- Task to carry out
The lines to copy are those in the records below that hold the word "time".

#### Data extracts

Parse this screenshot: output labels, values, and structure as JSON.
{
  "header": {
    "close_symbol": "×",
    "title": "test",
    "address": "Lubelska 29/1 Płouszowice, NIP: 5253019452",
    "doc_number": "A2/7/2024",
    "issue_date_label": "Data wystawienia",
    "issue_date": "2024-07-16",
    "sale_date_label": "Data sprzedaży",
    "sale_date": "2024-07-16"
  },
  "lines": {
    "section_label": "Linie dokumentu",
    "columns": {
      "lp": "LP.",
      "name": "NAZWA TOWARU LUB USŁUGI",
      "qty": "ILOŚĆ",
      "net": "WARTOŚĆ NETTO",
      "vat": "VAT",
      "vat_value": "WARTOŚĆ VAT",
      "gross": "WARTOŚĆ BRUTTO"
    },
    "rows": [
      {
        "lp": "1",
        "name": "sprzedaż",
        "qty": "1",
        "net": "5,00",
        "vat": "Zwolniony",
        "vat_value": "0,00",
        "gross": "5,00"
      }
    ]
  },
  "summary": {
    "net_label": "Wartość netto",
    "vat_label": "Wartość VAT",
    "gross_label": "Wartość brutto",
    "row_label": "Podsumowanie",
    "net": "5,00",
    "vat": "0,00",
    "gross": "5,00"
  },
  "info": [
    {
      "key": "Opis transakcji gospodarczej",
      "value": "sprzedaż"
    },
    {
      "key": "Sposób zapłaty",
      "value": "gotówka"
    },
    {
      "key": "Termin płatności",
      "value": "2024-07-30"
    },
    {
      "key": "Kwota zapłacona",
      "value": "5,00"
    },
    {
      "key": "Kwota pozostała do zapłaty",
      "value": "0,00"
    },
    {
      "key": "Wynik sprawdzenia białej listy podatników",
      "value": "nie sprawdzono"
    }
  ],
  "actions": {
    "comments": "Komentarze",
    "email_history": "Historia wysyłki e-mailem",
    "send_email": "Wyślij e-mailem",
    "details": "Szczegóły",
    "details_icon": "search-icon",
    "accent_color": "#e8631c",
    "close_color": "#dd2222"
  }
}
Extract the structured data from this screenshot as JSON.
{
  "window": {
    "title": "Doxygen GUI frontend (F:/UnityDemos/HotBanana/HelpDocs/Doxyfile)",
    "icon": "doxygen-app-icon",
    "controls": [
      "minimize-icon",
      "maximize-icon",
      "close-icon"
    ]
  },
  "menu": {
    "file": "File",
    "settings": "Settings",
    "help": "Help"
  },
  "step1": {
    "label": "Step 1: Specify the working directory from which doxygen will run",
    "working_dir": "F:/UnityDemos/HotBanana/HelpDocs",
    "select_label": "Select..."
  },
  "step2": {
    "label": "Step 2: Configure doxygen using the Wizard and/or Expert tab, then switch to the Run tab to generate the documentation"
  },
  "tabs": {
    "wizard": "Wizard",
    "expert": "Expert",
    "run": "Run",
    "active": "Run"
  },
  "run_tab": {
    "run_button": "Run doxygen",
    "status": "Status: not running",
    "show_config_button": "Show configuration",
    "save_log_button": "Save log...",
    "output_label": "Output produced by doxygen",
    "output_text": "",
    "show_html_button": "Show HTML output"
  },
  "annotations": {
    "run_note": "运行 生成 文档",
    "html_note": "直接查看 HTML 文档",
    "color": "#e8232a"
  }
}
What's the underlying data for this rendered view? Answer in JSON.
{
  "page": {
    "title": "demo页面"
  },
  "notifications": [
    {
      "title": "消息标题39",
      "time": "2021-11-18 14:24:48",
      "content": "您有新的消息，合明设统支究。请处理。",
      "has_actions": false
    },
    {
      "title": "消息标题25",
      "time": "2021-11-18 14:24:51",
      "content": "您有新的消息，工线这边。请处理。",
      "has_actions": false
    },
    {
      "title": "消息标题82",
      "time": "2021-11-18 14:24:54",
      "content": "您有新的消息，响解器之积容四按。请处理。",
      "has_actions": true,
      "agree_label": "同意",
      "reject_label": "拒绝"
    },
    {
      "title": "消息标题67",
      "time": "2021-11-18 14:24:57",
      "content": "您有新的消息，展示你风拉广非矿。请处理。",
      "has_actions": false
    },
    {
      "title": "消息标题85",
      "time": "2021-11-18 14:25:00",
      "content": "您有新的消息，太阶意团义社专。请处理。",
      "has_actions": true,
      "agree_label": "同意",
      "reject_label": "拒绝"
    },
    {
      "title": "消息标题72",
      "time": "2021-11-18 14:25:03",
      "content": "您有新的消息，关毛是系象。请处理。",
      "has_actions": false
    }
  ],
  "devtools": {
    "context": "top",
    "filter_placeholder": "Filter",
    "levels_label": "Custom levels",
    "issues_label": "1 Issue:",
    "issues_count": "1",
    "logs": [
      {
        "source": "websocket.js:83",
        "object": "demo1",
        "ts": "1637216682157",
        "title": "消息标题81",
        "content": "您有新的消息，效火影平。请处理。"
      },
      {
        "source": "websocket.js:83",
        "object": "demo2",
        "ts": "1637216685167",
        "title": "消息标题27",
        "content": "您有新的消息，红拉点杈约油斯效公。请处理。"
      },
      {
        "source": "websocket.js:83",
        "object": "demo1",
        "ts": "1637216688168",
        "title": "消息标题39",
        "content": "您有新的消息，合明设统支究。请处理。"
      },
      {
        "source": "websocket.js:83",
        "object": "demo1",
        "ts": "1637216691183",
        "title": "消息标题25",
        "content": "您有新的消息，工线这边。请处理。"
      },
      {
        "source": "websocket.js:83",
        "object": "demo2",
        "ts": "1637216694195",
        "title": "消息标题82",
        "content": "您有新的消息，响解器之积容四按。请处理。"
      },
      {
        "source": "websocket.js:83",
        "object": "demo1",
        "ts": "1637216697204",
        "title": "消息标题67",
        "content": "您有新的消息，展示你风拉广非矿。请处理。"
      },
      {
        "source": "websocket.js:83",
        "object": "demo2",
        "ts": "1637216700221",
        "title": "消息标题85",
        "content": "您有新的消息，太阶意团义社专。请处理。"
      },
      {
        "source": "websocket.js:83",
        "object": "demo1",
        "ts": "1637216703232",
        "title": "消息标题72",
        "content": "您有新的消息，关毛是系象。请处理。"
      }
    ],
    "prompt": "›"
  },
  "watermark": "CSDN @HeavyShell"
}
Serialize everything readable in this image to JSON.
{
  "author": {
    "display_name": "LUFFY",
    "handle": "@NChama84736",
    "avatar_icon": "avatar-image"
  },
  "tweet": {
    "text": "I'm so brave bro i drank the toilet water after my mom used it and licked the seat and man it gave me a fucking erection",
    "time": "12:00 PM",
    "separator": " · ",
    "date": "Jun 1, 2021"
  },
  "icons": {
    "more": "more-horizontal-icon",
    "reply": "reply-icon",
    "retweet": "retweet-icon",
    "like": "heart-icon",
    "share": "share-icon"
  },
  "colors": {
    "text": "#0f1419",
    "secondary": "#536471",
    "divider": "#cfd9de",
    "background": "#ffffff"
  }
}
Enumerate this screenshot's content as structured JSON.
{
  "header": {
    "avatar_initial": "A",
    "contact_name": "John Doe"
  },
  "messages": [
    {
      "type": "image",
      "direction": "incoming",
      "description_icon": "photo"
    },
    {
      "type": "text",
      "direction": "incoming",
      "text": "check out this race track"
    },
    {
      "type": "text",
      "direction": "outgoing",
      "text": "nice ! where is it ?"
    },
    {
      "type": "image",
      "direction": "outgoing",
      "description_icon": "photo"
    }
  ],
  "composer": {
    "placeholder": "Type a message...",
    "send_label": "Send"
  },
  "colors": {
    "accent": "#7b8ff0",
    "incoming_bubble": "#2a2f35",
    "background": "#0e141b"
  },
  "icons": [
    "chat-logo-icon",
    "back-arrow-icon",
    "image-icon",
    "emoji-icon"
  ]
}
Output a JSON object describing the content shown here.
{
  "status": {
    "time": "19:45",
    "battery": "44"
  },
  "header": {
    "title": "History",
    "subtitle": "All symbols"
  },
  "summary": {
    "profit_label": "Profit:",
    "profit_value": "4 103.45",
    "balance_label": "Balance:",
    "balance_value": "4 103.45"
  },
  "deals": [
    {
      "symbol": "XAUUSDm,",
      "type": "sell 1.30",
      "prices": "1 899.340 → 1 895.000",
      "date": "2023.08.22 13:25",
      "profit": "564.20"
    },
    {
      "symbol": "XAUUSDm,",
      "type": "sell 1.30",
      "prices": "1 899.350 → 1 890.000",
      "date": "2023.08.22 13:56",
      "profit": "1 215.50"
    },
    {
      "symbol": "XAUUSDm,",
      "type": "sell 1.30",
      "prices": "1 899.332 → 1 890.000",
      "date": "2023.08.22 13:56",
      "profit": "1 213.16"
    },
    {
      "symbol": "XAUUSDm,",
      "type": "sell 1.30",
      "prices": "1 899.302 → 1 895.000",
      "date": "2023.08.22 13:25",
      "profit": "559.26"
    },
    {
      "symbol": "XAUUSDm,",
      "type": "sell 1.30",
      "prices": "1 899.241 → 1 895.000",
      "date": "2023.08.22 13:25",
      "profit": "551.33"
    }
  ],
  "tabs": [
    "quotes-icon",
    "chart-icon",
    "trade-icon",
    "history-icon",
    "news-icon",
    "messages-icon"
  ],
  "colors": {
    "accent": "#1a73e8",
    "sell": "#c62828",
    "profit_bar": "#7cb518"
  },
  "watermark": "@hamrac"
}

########

- Answer area
      "time": "2021-11-18 14:24:48",
      "time": "2021-11-18 14:24:51",
      "time": "2021-11-18 14:24:54",
      "time": "2021-11-18 14:24:57",
      "time": "2021-11-18 14:25:00",
      "time": "2021-11-18 14:25:03",
    "time": "12:00 PM",
    "time": "19:45",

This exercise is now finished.